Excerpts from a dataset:
*** Begin section ***

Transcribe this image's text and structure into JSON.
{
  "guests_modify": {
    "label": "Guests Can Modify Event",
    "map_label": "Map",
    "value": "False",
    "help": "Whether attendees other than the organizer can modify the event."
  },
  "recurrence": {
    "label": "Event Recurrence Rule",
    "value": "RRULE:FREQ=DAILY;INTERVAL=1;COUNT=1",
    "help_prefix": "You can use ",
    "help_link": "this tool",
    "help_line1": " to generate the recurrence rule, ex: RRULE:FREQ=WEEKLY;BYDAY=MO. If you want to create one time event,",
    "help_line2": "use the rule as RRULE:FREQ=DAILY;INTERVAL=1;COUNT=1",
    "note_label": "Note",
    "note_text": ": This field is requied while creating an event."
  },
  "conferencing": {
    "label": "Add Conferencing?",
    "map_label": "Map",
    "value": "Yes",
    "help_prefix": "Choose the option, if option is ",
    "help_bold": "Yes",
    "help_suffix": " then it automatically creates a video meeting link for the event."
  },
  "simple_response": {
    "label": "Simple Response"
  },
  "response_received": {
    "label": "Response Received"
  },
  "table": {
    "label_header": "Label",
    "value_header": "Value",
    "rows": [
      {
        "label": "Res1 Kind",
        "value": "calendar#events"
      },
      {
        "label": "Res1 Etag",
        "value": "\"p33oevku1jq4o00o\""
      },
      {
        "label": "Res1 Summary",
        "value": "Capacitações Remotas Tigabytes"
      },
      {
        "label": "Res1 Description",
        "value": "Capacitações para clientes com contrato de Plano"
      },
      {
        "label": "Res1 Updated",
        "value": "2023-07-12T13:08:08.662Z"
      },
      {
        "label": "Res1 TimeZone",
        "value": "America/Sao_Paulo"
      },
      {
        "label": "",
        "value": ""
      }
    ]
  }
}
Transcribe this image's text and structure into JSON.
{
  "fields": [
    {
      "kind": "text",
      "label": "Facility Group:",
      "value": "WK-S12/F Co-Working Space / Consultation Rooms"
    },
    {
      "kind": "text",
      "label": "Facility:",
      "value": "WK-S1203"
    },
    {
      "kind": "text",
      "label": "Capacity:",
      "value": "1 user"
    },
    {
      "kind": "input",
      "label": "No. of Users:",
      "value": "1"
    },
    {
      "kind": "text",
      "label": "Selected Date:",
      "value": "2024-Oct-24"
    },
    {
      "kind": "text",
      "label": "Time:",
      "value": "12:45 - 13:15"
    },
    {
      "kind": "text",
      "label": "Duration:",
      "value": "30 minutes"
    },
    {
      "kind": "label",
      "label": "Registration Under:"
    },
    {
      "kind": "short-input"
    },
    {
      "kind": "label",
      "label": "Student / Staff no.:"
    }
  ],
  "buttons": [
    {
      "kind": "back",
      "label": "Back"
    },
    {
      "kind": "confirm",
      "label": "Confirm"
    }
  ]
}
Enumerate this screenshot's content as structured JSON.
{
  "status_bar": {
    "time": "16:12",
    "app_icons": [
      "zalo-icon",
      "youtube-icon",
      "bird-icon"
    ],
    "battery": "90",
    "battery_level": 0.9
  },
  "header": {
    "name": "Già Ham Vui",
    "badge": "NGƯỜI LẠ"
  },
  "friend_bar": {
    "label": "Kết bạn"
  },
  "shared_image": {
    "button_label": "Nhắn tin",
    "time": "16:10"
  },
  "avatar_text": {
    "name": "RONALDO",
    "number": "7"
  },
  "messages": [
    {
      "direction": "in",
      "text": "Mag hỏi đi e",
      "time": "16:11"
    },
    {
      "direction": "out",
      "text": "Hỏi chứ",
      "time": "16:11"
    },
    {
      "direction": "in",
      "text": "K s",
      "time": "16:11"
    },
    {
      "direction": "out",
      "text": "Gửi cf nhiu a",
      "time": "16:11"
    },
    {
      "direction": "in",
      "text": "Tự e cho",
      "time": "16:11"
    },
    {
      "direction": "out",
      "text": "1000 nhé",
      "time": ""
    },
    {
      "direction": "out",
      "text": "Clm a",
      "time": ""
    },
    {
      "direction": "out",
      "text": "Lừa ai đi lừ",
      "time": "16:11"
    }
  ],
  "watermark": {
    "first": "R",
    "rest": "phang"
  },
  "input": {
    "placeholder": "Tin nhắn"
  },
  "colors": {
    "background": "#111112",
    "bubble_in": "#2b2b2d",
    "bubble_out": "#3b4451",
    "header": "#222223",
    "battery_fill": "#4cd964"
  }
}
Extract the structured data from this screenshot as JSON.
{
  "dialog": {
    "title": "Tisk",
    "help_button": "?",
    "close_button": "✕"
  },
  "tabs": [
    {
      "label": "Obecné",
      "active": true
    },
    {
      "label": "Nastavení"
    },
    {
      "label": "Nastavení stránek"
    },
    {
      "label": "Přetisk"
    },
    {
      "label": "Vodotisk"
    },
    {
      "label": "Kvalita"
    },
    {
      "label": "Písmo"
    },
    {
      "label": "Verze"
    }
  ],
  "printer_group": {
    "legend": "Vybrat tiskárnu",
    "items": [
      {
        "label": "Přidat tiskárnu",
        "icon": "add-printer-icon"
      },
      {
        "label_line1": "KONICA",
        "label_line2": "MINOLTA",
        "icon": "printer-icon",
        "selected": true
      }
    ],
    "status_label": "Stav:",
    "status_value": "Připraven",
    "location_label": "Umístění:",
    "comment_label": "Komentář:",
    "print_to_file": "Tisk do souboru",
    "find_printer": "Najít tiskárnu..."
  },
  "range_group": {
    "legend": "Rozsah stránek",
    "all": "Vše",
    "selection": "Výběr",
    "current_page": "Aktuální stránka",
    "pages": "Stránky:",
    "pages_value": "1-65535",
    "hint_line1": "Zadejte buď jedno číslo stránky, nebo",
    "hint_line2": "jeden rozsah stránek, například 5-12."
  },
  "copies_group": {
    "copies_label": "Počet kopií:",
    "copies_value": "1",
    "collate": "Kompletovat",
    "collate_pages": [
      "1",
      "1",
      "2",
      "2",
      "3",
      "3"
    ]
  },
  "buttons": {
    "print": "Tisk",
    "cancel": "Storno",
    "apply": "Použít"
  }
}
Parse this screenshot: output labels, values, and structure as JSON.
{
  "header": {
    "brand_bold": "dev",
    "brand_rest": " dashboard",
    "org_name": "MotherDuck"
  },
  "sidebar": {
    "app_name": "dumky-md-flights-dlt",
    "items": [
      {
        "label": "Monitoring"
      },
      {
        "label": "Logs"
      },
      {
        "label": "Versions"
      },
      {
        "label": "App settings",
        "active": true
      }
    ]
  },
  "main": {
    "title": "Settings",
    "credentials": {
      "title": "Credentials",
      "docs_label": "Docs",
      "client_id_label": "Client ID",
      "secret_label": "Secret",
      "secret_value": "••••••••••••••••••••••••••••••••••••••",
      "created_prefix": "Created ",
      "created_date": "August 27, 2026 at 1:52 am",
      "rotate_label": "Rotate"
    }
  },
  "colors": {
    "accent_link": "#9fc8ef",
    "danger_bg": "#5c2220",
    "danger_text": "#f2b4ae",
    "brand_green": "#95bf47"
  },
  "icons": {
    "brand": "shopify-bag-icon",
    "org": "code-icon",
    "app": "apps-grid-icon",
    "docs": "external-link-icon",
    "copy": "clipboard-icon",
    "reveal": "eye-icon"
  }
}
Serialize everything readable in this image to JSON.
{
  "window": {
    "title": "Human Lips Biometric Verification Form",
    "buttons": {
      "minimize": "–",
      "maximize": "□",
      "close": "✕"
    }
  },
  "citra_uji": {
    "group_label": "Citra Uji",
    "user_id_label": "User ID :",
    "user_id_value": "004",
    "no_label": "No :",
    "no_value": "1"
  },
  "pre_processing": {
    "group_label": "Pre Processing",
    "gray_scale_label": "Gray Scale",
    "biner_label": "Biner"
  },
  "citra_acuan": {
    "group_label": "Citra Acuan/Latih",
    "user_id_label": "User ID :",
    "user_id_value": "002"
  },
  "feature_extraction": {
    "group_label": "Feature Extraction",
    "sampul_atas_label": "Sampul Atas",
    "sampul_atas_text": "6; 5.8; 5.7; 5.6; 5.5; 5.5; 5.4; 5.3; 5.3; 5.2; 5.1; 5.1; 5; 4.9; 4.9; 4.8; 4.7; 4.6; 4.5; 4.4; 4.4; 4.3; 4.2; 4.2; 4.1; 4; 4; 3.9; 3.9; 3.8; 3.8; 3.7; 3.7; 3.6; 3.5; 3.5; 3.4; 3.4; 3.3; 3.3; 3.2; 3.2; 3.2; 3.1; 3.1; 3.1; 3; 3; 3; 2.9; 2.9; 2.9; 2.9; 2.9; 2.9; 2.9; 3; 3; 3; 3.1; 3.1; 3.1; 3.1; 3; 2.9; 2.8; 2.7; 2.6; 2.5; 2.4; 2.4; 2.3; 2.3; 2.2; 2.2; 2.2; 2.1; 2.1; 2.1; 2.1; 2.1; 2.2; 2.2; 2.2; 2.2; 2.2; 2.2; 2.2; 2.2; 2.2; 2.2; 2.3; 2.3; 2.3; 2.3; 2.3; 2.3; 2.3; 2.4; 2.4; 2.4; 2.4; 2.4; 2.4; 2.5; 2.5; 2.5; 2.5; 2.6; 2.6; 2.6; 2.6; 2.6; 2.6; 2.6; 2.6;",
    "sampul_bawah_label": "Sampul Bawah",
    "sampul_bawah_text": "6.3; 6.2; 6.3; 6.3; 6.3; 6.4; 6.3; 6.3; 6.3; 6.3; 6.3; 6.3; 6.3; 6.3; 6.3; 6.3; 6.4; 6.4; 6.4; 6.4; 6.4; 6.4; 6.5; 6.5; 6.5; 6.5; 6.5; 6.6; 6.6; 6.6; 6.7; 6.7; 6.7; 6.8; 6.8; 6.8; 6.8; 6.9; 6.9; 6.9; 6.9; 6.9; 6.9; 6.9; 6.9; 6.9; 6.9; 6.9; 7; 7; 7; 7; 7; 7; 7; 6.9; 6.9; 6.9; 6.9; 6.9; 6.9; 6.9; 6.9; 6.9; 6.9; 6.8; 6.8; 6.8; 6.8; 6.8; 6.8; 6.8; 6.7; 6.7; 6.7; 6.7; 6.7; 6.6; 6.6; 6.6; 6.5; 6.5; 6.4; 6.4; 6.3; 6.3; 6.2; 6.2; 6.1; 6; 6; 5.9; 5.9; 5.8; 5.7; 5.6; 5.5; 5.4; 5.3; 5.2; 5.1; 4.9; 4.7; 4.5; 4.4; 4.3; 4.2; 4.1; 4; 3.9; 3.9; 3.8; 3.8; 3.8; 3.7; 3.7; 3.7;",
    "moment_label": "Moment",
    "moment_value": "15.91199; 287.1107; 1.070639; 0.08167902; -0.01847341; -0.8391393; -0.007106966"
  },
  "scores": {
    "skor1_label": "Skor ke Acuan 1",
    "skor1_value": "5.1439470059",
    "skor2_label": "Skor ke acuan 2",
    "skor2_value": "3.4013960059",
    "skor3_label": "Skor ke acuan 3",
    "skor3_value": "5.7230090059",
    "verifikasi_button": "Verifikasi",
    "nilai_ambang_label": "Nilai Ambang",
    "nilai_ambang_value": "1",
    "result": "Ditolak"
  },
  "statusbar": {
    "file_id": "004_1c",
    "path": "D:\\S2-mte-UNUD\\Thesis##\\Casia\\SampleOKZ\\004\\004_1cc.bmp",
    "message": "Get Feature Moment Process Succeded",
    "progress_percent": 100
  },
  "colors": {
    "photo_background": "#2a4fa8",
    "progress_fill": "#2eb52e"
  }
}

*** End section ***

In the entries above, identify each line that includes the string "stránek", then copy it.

- Response
      "label": "Nastavení stránek"
    "legend": "Rozsah stránek",
    "hint_line2": "jeden rozsah stránek, například 5-12."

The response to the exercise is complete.